By virtue of being a gas production plant as opposed to an electricity producer, Ecotricity has negated several problems. “Using biomass to create electricity is an inefficient use of the feedstock because so much energy is lost in heat,” Vince says. As gas production does not rely on burning the fuels, energy is not lost as heat, while ensuring the process is virtually carbon-neutral. Unlike electrical plants there is no ethanol created as a by-product; the only waste created is a fertiliser which will be put to use on site.

"Unlike electrical plants there is no ethanol created as a by-product; the only waste created is a fertiliser which will be put to use on site."

The transportation of the grass to the plant remains a problem, but Vince is already planning for it. “Feedstock will be sourced from within 15km of the AD [anaerobic digestion] plant to cut transport emissions and once we are up and running we will switch to tractors running on biomethane, bringing us even closer to carbon neutrality.”

The reliance on grass will come at a cost, however, and initially green gas will be more expensive than conventional natural gas and imported liquid natural gas. Large amounts of new infrastructure will be required for the technology to achieve its full potential, necessitating time and a large workforce.

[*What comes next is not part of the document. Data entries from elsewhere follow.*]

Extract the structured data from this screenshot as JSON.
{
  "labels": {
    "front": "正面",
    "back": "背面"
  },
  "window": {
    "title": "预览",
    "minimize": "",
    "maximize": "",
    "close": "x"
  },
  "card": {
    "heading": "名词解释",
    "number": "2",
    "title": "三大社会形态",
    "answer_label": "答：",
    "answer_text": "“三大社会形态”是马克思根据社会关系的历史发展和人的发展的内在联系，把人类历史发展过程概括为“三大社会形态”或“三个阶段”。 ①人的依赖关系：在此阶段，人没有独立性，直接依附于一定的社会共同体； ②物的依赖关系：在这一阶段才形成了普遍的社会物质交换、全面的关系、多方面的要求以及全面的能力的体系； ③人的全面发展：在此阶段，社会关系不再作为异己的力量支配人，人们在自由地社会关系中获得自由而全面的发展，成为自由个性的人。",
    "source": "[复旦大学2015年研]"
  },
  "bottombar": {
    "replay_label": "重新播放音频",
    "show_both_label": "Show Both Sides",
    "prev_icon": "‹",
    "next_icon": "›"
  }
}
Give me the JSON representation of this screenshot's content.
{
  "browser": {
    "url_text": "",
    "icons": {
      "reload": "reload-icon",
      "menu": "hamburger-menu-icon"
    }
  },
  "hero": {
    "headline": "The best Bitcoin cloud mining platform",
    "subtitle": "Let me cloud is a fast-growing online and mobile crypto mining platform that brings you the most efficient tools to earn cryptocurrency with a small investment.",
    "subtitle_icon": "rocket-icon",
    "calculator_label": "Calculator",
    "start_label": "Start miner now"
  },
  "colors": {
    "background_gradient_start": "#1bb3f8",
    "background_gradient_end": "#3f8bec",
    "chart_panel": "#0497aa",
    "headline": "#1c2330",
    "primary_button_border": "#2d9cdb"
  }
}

However, for now, Ecotricity says it has enough support to allow it to make a start on projects. Having gained funding, the company is hoping the success of the prototype will allow it to present green gas as an alternative to fracking. This has already gained support from political parties such as the Liberal Democrats and environmental charities such as Greenpeace.

With construction of the first plan approved and set to commence,  Ecotricity hopes to be able to build many more green gasmills as soon as possible. The development of environmentally sourced gas is new and largely untested, but should it prove successful, green gasmills could provide Britain – and potentially other parts of the world – with a sustainable source of gas and encourage a move away from fossil fuels and fracking.